(Data section Opens)

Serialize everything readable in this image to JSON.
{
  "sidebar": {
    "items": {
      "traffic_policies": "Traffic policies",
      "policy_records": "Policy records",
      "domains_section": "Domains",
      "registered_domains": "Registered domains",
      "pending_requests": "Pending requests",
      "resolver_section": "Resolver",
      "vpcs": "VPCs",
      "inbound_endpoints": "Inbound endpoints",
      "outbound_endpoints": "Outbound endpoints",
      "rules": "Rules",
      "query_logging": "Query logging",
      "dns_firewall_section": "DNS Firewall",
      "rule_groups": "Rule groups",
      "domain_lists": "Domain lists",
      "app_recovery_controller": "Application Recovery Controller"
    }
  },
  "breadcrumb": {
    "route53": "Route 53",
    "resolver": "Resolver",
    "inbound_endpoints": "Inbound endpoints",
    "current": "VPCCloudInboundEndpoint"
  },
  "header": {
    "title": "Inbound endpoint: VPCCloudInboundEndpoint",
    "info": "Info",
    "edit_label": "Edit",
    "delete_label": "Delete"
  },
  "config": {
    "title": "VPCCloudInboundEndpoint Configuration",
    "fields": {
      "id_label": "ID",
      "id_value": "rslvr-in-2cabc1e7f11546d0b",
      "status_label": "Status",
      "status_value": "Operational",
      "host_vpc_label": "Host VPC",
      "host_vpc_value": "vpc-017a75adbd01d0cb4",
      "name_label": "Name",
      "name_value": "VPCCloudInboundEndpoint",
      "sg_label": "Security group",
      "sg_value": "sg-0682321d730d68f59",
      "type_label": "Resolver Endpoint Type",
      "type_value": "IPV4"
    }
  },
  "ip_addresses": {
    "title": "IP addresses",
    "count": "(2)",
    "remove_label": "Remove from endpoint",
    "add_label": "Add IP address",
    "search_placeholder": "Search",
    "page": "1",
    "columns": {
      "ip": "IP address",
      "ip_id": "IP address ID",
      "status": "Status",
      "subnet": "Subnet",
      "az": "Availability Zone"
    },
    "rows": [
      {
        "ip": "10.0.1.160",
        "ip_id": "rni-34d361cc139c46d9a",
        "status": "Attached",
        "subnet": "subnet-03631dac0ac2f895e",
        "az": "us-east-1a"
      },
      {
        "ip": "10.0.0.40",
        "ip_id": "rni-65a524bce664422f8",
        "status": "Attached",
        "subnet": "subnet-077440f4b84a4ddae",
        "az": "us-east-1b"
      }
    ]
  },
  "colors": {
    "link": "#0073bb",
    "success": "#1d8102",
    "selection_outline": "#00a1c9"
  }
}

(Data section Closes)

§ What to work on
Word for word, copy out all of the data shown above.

§ Response area
Serialize everything readable in this image to JSON.
{
  "sidebar": {
    "items": {
      "traffic_policies": "Traffic policies",
      "policy_records": "Policy records",
      "domains_section": "Domains",
      "registered_domains": "Registered domains",
      "pending_requests": "Pending requests",
      "resolver_section": "Resolver",
      "vpcs": "VPCs",
      "inbound_endpoints": "Inbound endpoints",
      "outbound_endpoints": "Outbound endpoints",
      "rules": "Rules",
      "query_logging": "Query logging",
      "dns_firewall_section": "DNS Firewall",
      "rule_groups": "Rule groups",
      "domain_lists": "Domain lists",
      "app_recovery_controller": "Application Recovery Controller"
    }
  },
  "breadcrumb": {
    "route53": "Route 53",
    "resolver": "Resolver",
    "inbound_endpoints": "Inbound endpoints",
    "current": "VPCCloudInboundEndpoint"
  },
  "header": {
    "title": "Inbound endpoint: VPCCloudInboundEndpoint",
    "info": "Info",
    "edit_label": "Edit",
    "delete_label": "Delete"
  },
  "config": {
    "title": "VPCCloudInboundEndpoint Configuration",
    "fields": {
      "id_label": "ID",
      "id_value": "rslvr-in-2cabc1e7f11546d0b",
      "status_label": "Status",
      "status_value": "Operational",
      "host_vpc_label": "Host VPC",
      "host_vpc_value": "vpc-017a75adbd01d0cb4",
      "name_label": "Name",
      "name_value": "VPCCloudInboundEndpoint",
      "sg_label": "Security group",
      "sg_value": "sg-0682321d730d68f59",
      "type_label": "Resolver Endpoint Type",
      "type_value": "IPV4"
    }
  },
  "ip_addresses": {
    "title": "IP addresses",
    "count": "(2)",
    "remove_label": "Remove from endpoint",
    "add_label": "Add IP address",
    "search_placeholder": "Search",
    "page": "1",
    "columns": {
      "ip": "IP address",
      "ip_id": "IP address ID",
      "status": "Status",
      "subnet": "Subnet",
      "az": "Availability Zone"
    },
    "rows": [
      {
        "ip": "10.0.1.160",
        "ip_id": "rni-34d361cc139c46d9a",
        "status": "Attached",
        "subnet": "subnet-03631dac0ac2f895e",
        "az": "us-east-1a"
      },
      {
        "ip": "10.0.0.40",
        "ip_id": "rni-65a524bce664422f8",
        "status": "Attached",
        "subnet": "subnet-077440f4b84a4ddae",
        "az": "us-east-1b"
      }
    ]
  },
  "colors": {
    "link": "#0073bb",
    "success": "#1d8102",
    "selection_outline": "#00a1c9"
  }
}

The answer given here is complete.